RECORDS SUPPLIED below:

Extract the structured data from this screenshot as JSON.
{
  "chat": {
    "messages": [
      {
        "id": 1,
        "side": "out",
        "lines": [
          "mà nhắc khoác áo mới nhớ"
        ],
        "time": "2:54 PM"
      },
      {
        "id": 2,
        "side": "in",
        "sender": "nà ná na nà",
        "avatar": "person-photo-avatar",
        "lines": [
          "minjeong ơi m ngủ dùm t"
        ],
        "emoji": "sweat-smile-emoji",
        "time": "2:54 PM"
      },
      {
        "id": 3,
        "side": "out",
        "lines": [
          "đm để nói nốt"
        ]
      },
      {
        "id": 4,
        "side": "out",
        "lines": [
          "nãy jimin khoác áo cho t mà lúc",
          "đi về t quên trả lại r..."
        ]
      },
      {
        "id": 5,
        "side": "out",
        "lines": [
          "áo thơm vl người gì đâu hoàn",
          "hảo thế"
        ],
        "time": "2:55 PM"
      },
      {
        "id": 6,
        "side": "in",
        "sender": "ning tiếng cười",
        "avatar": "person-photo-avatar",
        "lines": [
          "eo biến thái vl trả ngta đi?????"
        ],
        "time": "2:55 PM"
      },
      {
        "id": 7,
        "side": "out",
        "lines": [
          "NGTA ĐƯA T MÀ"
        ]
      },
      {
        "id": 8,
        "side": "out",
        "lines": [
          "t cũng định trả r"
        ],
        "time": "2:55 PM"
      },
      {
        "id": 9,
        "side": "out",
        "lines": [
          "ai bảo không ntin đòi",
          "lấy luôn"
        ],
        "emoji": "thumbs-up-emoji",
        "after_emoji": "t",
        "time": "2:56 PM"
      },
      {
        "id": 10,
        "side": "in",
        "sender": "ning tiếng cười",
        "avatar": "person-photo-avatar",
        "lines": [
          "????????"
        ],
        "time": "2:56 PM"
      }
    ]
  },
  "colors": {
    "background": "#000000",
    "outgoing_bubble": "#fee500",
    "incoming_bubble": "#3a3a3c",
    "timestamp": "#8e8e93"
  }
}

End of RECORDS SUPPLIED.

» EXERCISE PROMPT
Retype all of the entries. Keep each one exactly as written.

» YOUR SOLUTION
Extract the structured data from this screenshot as JSON.
{
  "chat": {
    "messages": [
      {
        "id": 1,
        "side": "out",
        "lines": [
          "mà nhắc khoác áo mới nhớ"
        ],
        "time": "2:54 PM"
      },
      {
        "id": 2,
        "side": "in",
        "sender": "nà ná na nà",
        "avatar": "person-photo-avatar",
        "lines": [
          "minjeong ơi m ngủ dùm t"
        ],
        "emoji": "sweat-smile-emoji",
        "time": "2:54 PM"
      },
      {
        "id": 3,
        "side": "out",
        "lines": [
          "đm để nói nốt"
        ]
      },
      {
        "id": 4,
        "side": "out",
        "lines": [
          "nãy jimin khoác áo cho t mà lúc",
          "đi về t quên trả lại r..."
        ]
      },
      {
        "id": 5,
        "side": "out",
        "lines": [
          "áo thơm vl người gì đâu hoàn",
          "hảo thế"
        ],
        "time": "2:55 PM"
      },
      {
        "id": 6,
        "side": "in",
        "sender": "ning tiếng cười",
        "avatar": "person-photo-avatar",
        "lines": [
          "eo biến thái vl trả ngta đi?????"
        ],
        "time": "2:55 PM"
      },
      {
        "id": 7,
        "side": "out",
        "lines": [
          "NGTA ĐƯA T MÀ"
        ]
      },
      {
        "id": 8,
        "side": "out",
        "lines": [
          "t cũng định trả r"
        ],
        "time": "2:55 PM"
      },
      {
        "id": 9,
        "side": "out",
        "lines": [
          "ai bảo không ntin đòi",
          "lấy luôn"
        ],
        "emoji": "thumbs-up-emoji",
        "after_emoji": "t",
        "time": "2:56 PM"
      },
      {
        "id": 10,
        "side": "in",
        "sender": "ning tiếng cười",
        "avatar": "person-photo-avatar",
        "lines": [
          "????????"
        ],
        "time": "2:56 PM"
      }
    ]
  },
  "colors": {
    "background": "#000000",
    "outgoing_bubble": "#fee500",
    "incoming_bubble": "#3a3a3c",
    "timestamp": "#8e8e93"
  }
}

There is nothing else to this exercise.